Abstract

This research explores the association between authentic leadership and workplace wellbeing and how the variable of attachment insecurity mediates this relationship amongst Clinical Psychologists working in the NHS. A total of 207 participants, who were employed as Clinical Psychologists working in the NHS, completed an online survey. The online survey collected demographic information and data through self-reported outcome measures. The demographic information included: age, gender, ethnicity, length of time qualified, relationship to their leader, the job role of their leader and NHS employment. The self-reported measures quantified authentic leadership, workplace attachment style and workplace wellbeing.
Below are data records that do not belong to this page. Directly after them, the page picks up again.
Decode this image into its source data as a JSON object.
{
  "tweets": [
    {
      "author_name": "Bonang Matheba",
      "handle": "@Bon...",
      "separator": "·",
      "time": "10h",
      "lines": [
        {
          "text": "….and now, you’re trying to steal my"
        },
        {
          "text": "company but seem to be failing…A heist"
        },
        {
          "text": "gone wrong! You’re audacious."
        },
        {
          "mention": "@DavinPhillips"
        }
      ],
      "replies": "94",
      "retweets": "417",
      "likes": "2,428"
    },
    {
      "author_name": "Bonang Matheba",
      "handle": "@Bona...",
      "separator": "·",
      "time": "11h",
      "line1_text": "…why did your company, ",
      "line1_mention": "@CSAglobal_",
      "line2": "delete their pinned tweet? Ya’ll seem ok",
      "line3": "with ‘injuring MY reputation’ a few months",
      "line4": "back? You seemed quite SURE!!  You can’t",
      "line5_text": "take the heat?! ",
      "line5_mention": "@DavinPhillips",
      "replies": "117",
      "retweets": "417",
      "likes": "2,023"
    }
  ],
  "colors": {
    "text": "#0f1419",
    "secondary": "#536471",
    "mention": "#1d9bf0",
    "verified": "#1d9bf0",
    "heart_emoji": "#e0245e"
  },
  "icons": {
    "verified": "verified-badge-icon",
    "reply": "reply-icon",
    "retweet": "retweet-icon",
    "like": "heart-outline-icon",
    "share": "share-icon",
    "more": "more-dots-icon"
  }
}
A correlational and regression analysis was used to assess the relationship between authentic leadership and workplace wellbeing and whether this relationship was mediated by the variable of attachment style (avoidance and anxiety). The results showed that the majority of participants identified their leader as fellow Clinical Psychologists and that those leaders often had multiple roles and responsibilities. The findings illustrated that there was a significant positive correlation between authentic leadership and workplace wellbeing. Attachment anxiety was shown to negatively correlate with both authentic leadership and workplace wellbeing. Similarly, attachment anxiety was also seen to indirectly influence the relationship between authentic leadership and wellbeing at work. However, attachment avoidance was found to not be associated with wellbeing and leadership to the same degree as attachment anxiety. This research highlights that it is important for an individual who experiences attachment anxiety at work to have an authentic leader as this can improve their workplace wellbeing. The strengths and limitations of this research are presented. Implications for clinical practice are discussed alongside suggested directions for future research
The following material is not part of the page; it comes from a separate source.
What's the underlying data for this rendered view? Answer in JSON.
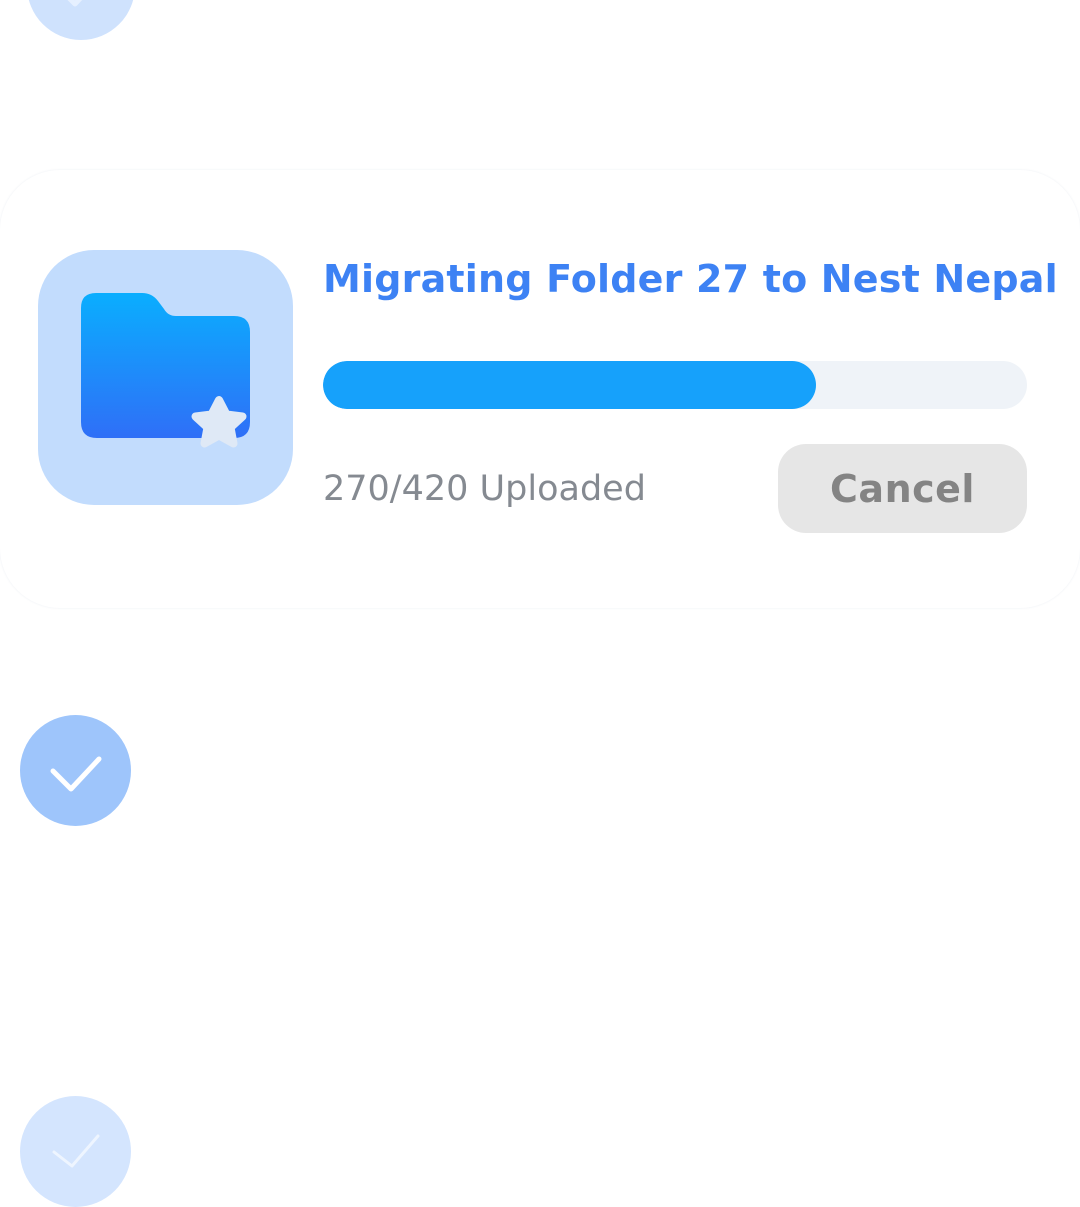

Similar works

Full text

thumbnail-image

White Rose E-theses Online

Provided a free PDF
oai:etheses.whiterose.ac.uk:27660Last time updated on 11/11/2020View original full text link

This paper was published in White Rose E-theses Online.

Having an issue?

Is data on this page outdated, violates copyrights or anything else? Report the problem now and we will take corresponding actions after reviewing your request.